Feodor II of Russia
|Tsar of All Russia|
|Reign||23 April 1605 – 10 June 1605 (N. S.)|
|Mother||Maria Grigorievna Skuratova-Belskaya|
|Died||20 June 1605
|Burial||1605; reburied 1606
Varsonofy monastery, Moscow; reburied 1606 in Troitse-Sergiyeva Lavra (a separate Godunov Vault since 1783)
Fyodor II Borisovich Godunov of Russia (Russian: Фёдор II Борисович) (1589 – 10 or 20 June 1605) was a tsar of Russia (1605) during the Time of Troubles. He was born in Moscow, the son and successor to Boris Godunov. His mother Maria Grigorievna Skuratova-Belskaya was one of the daughters of Malyuta Skuratov, the infamous favourite of Ivan the Terrible.
Physically robust and passionately beloved by his father, he received the best education available at that time, and from childhood was initiated into all the minutiae of government, besides sitting regularly in the council and receiving the foreign envoys. He seems also to have been remarkably and precociously intelligent, creating a map of Russia, which is still preserved. It was edited with some additions by Hessel Gerritsz in Amsterdam, in 1613, and had been reedited until 1665.

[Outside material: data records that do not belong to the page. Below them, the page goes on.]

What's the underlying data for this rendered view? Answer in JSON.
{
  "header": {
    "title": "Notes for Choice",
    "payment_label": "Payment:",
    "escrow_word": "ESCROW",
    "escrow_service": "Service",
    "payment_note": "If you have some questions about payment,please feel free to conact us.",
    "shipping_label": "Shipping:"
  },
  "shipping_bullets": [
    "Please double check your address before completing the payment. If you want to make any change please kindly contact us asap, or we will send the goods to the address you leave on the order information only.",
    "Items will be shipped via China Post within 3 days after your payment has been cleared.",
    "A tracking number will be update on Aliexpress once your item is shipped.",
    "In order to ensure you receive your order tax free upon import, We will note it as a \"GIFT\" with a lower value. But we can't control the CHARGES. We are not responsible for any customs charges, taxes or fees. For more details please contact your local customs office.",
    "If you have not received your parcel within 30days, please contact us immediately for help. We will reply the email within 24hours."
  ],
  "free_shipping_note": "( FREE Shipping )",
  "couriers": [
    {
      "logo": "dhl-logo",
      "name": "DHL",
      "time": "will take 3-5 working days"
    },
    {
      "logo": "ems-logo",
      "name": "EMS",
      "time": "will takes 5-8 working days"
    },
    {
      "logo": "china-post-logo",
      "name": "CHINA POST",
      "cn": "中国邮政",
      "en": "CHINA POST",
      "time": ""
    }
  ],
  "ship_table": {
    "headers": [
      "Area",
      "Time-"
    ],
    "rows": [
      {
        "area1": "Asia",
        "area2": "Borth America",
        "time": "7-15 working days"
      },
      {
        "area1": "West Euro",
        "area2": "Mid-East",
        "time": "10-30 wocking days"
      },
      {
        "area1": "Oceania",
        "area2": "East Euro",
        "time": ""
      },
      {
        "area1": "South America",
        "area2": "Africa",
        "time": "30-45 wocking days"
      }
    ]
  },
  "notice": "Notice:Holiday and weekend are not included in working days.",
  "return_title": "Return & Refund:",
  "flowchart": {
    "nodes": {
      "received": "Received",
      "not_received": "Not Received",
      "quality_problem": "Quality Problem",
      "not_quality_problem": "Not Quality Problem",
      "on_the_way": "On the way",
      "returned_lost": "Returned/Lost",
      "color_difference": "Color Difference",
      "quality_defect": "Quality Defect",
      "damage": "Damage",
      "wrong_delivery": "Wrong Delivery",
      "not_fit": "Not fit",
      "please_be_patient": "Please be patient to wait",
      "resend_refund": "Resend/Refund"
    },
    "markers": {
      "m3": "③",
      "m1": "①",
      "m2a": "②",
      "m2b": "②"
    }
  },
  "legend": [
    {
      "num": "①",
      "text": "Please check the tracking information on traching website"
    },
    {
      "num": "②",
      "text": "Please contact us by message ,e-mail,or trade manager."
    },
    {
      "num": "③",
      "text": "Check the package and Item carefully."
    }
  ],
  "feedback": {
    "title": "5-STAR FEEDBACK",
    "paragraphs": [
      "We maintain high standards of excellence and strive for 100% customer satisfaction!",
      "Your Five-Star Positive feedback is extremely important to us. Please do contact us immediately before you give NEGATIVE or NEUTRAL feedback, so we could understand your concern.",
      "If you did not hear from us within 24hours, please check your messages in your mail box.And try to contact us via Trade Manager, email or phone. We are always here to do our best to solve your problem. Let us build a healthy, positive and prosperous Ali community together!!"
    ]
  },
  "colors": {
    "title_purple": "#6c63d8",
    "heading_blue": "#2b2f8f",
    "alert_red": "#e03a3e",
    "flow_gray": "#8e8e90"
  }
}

On the sudden death of Boris the sixteen-year-old was proclaimed tsar (13 April 1605). Though his father had taken the precaution to surround him with powerful friends, he lived from the first moment of his reign in an atmosphere of treachery. On 11 June (N. S.) 1605 the envoys of False Dmitriy I arrived at Moscow to demand his removal, and the letters which they read publicly in Red Square decided his fate. A group of boyars, unwilling to swear allegiance to the new tsar, seized control of the Kremlin and arrested him.
On 10 or 20 June June Feodor was strangled in his apartment, together with his mother. Officially, he was declared to have been poisoned, but the Swedish diplomat Peter Petreius stated that the bodies, which had been on public display, showed traces of a violent struggle. Although aged 16 at best, Feodor was known to be physically strong and agile and it took four men to overpower him.
- This article incorporates text from a publication now in the public domain: Chisholm, Hugh, ed. (1911). Encyclopædia Britannica (11th ed.). Cambridge University Press.
|Tsar of Russia
|Heir to the Russian Throne
Sigismund III Vasa